Each man was taken out Thursday afternoon in an individual ambulance, escorted by more than a dozen fire and police vehicles with lights flashing. Firefighters along the route held their hands and helmets over their hearts.
The Forest Service has identified the fallen firefighters as 20-year-old Tom Zbyszewski (buh-CHEV’-skee), 26-year-old Andrew Zajac and 31-year-old Richard Wheeler.
Authorities have said the men’s vehicle crashed and flames rolled over them before they could escape.
Twisp Police Chief Paul Budrow says the bodies had been left were they fell Wednesday so investigators could take photographs and map out the scene. A complete investigation is expected to take many weeks.
Whitman College President Kathleen Murray says one of three firefighters who died fighting a fire in Twisp, Washington, was a student at the school.
Murray broke the news about 20-year-old Tom Zbyszewski (buh-CHEV’-skee) to students and staff in an email.
The college says Zbyszewski was a junior studying physics.
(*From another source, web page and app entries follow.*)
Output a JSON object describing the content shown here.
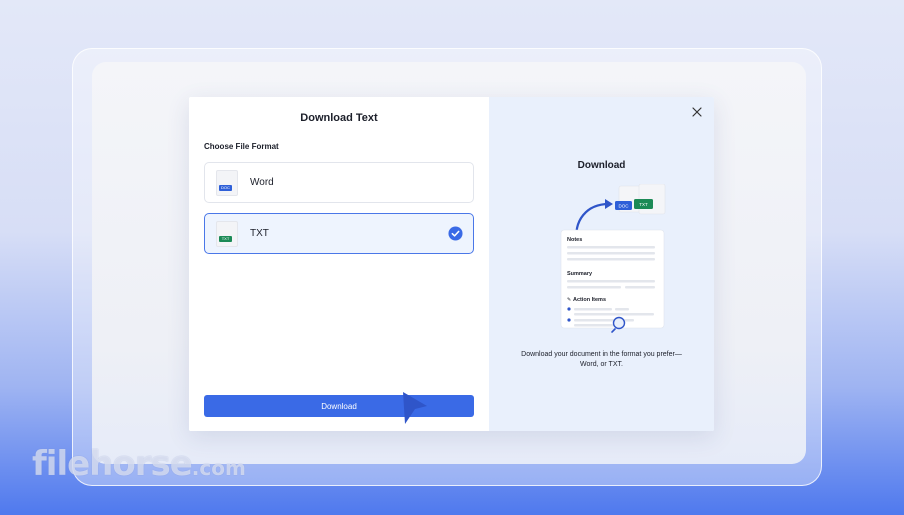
{
  "dialog": {
    "title": "Download Text",
    "section_label": "Choose File Format",
    "formats": [
      {
        "label": "Word",
        "icon_tag": "DOC",
        "selected": false
      },
      {
        "label": "TXT",
        "icon_tag": "TXT",
        "selected": true
      }
    ],
    "download_button_label": "Download"
  },
  "preview": {
    "title": "Download",
    "illustration": {
      "badge_doc": "DOC",
      "badge_txt": "TXT",
      "notes_heading": "Notes",
      "summary_heading": "Summary",
      "action_items_heading": "Action Items"
    },
    "caption_line1": "Download your document in the format you prefer—",
    "caption_line2": "Word, or TXT."
  },
  "watermark": {
    "brand": "filehorse",
    "domain": ".com"
  },
  "colors": {
    "accent": "#3a6ae6",
    "doc_tag": "#2e5fd8",
    "txt_tag": "#1c8a56",
    "selected_bg": "#eef4fe",
    "preview_bg": "#e9f0fc"
  }
}
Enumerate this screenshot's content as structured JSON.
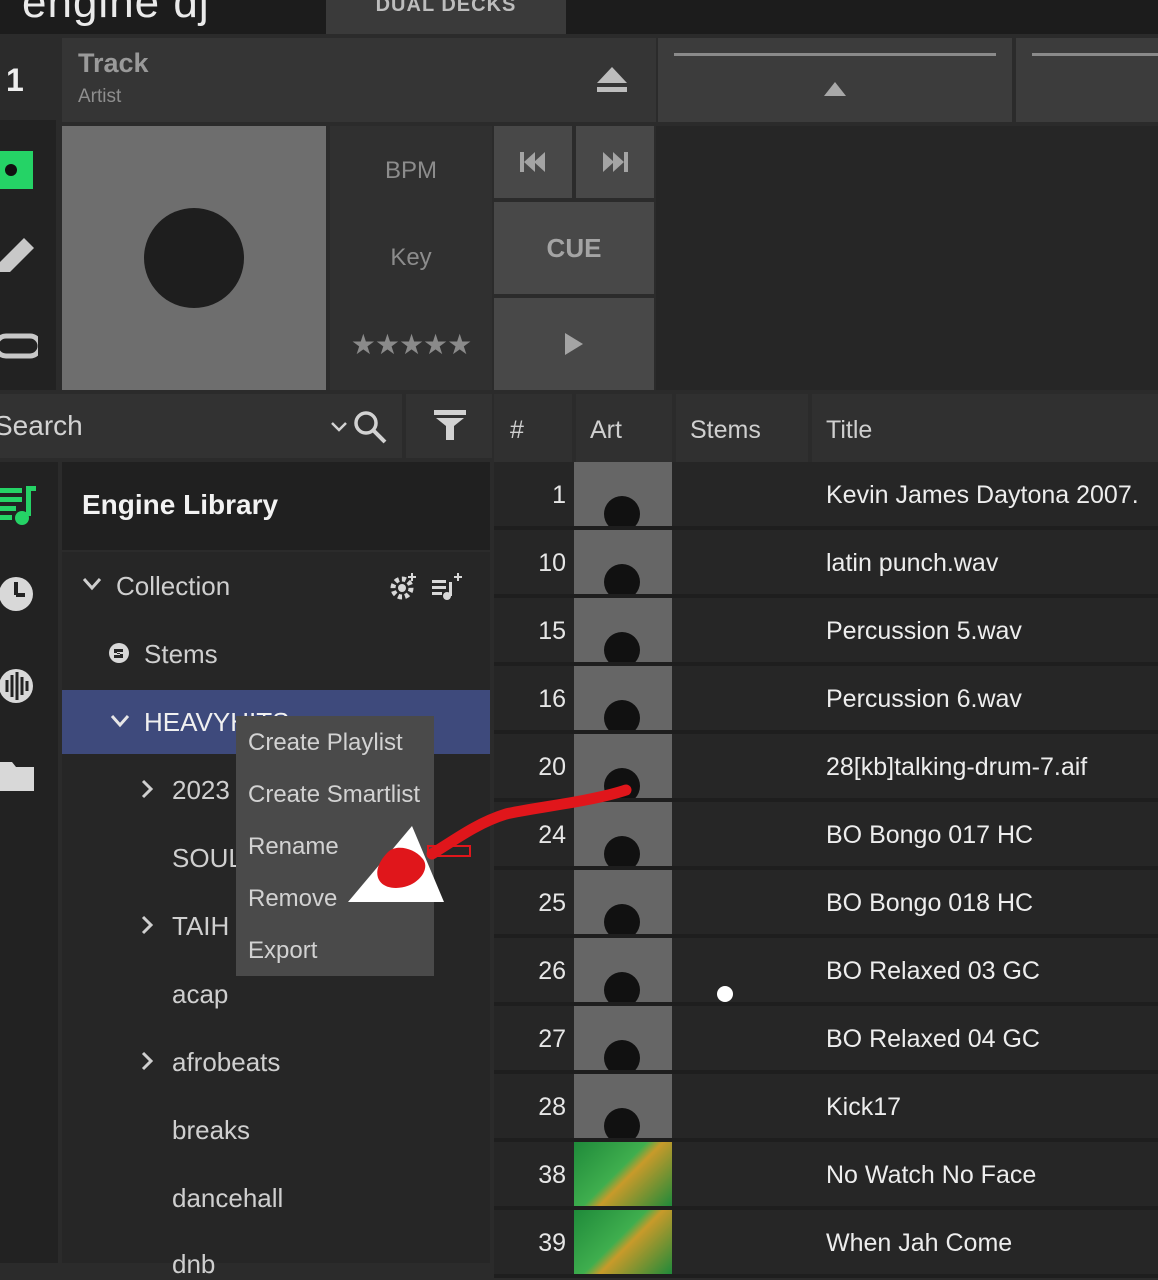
{
  "header": {
    "logo_text": "engine dj",
    "tab_label": "DUAL DECKS"
  },
  "deck": {
    "number": "1",
    "track_title": "Track",
    "artist": "Artist",
    "bpm_label": "BPM",
    "key_label": "Key",
    "rating_stars": "★★★★★",
    "cue_label": "CUE"
  },
  "search": {
    "placeholder": "Search"
  },
  "library": {
    "title": "Engine Library",
    "tree": [
      {
        "label": "Collection"
      },
      {
        "label": "Stems"
      },
      {
        "label": "HEAVYHITS"
      },
      {
        "label": "2023"
      },
      {
        "label": "SOUL"
      },
      {
        "label": "TAIH"
      },
      {
        "label": "acap"
      },
      {
        "label": "afrobeats"
      },
      {
        "label": "breaks"
      },
      {
        "label": "dancehall"
      },
      {
        "label": "dnb"
      }
    ]
  },
  "context_menu": {
    "items": [
      "Create Playlist",
      "Create Smartlist",
      "Rename",
      "Remove",
      "Export"
    ]
  },
  "table": {
    "columns": [
      "#",
      "Art",
      "Stems",
      "Title"
    ],
    "rows": [
      {
        "num": "1",
        "title": "Kevin James Daytona 2007."
      },
      {
        "num": "10",
        "title": "latin punch.wav"
      },
      {
        "num": "15",
        "title": "Percussion 5.wav"
      },
      {
        "num": "16",
        "title": "Percussion 6.wav"
      },
      {
        "num": "20",
        "title": "28[kb]talking-drum-7.aif"
      },
      {
        "num": "24",
        "title": "BO Bongo 017 HC"
      },
      {
        "num": "25",
        "title": "BO Bongo 018 HC"
      },
      {
        "num": "26",
        "title": "BO Relaxed 03 GC"
      },
      {
        "num": "27",
        "title": "BO Relaxed 04 GC"
      },
      {
        "num": "28",
        "title": "Kick17"
      },
      {
        "num": "38",
        "title": "No Watch No Face"
      },
      {
        "num": "39",
        "title": "When Jah Come"
      }
    ]
  },
  "colors": {
    "accent_green": "#25d366",
    "selection": "#3e4a7c",
    "annotation_red": "#e0161b"
  }
}
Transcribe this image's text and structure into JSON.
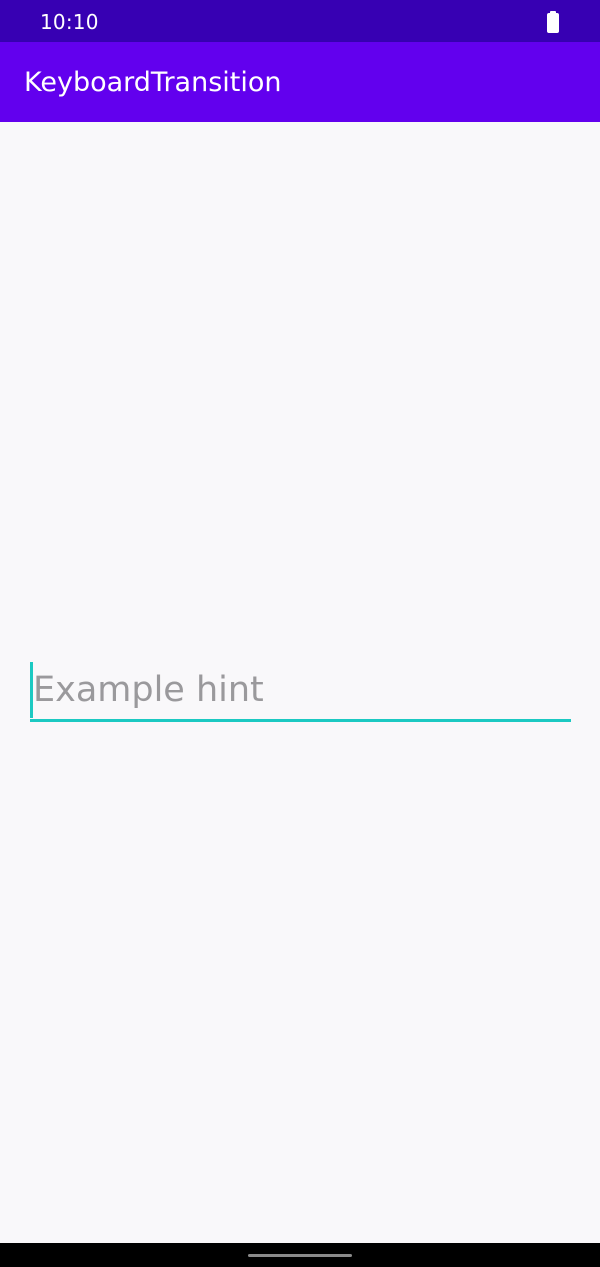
{
  "status_bar": {
    "time": "10:10",
    "battery_icon": "battery-full-icon",
    "background_color": "#3700b3"
  },
  "app_bar": {
    "title": "KeyboardTransition",
    "background_color": "#6200ee"
  },
  "edit_text": {
    "value": "",
    "placeholder": "Example hint",
    "accent_color": "#1cc9c2"
  },
  "nav_bar": {
    "handle_icon": "home-gesture-handle"
  }
}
He was very involved in the theater department at the private school in Walla Walla.
He was working with a U.S. Forest Service crew fighting in Okanogan (oh-kah-NAH’-guhn) County, near his hometown of Carlton.
In addition to his love of theater, the school says he also had a passion for the Chinese language.
Authorities have released the names of the three firefighters who were killed when they were overrun by flames in Washington state.
The Forest Service identified the fallen firefighters as Tom Zbyszewski, 20; Andrew Zajac, 26; and Richard Wheeler, 31. No hometowns were released.
Authorities say their vehicle crashed Wednesday and flames rolled over them before they could escape.
Four other firefighters nearby were injured, one critically.
Gov. Jay Inslee says Washington is facing an “unprecedented cataclysm” from the many fires raging across the dry state.
At a Thursday news conference with fire officials in central Washington, Inslee praised the courage of the 3,000 firefighters battling wildfires in the state. He says the state was grieving three firefighters killed Wednesday near Twisp, words echoed by Washington’s U.S. senators and fire managers.
Inslee says the fires “have burned a big hole in our state’s heart.”
The governor says more than 450 square miles were burning in the state this year, an increase from about 390 square miles last year.
Fire officials warned that winds topping 40 miles per hour would complicate efforts Thursday and that the blazes would almost certainly spread.
Authorities say three firefighters killed and four injured were overrun by flames as they battled blazes in the same area of Washington state.
Okanogan County Sheriff Frank Rogers says the three who died were in a vehicle that crashed but that the “crash did not kill them.” His office was investigating the scene Thursday, then will turn it over to federal investigators, who will try to determine how the fire overran the firefighters.
Rogers says homes burned Wednesday night in the Twisp and Winthrop areas, about 115 miles northeast of Seattle, but he did not know how many.
He says it was “a nightmare” that night and that “everything was burning.”
A firefighter critically injured battling blazes in Washington state has burns over about 60 percent of his body.
Officials at Harborview Medical Center in Seattle said Thursday he is a 25-year-old man from Puyallup.
Three firefighters were killed Wednesday and three others injured as crews fought raging wildfires advancing on towns in the north-central part of the state, some of the many blazes burning uncontrolled throughout the arid West.
It’s unclear if all the casualties happened in the same area.
Washington Gov. Jay Inslee was scheduled to speak Thursday morning after getting a briefing from fire officials.